[Opening EXERCISE MATERIALS section]

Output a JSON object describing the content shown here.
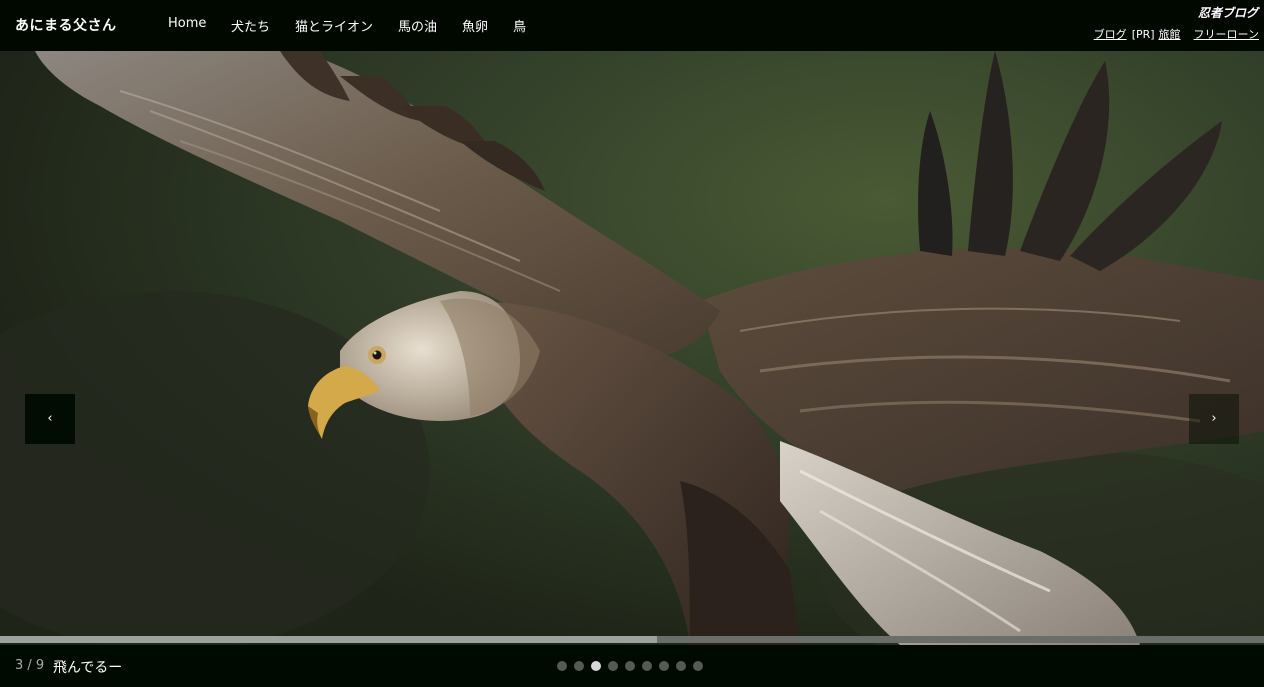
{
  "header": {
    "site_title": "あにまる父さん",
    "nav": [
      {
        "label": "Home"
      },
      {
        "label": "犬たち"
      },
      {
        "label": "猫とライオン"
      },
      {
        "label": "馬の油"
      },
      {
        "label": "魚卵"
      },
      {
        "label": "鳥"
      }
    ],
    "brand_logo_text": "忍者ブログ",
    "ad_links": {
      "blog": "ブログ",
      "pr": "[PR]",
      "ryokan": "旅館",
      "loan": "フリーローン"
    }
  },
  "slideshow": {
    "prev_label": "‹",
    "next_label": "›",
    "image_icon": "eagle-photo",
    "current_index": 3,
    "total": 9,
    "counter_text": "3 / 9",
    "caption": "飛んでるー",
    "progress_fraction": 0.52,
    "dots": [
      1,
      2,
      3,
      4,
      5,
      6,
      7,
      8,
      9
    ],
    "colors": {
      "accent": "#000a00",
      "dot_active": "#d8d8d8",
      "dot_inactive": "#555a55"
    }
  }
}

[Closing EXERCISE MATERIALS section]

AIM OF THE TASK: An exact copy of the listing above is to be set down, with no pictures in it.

THE ANSWER:
Output a JSON object describing the content shown here.
{
  "header": {
    "site_title": "あにまる父さん",
    "nav": [
      {
        "label": "Home"
      },
      {
        "label": "犬たち"
      },
      {
        "label": "猫とライオン"
      },
      {
        "label": "馬の油"
      },
      {
        "label": "魚卵"
      },
      {
        "label": "鳥"
      }
    ],
    "brand_logo_text": "忍者ブログ",
    "ad_links": {
      "blog": "ブログ",
      "pr": "[PR]",
      "ryokan": "旅館",
      "loan": "フリーローン"
    }
  },
  "slideshow": {
    "prev_label": "‹",
    "next_label": "›",
    "image_icon": "eagle-photo",
    "current_index": 3,
    "total": 9,
    "counter_text": "3 / 9",
    "caption": "飛んでるー",
    "progress_fraction": 0.52,
    "dots": [
      1,
      2,
      3,
      4,
      5,
      6,
      7,
      8,
      9
    ],
    "colors": {
      "accent": "#000a00",
      "dot_active": "#d8d8d8",
      "dot_inactive": "#555a55"
    }
  }
}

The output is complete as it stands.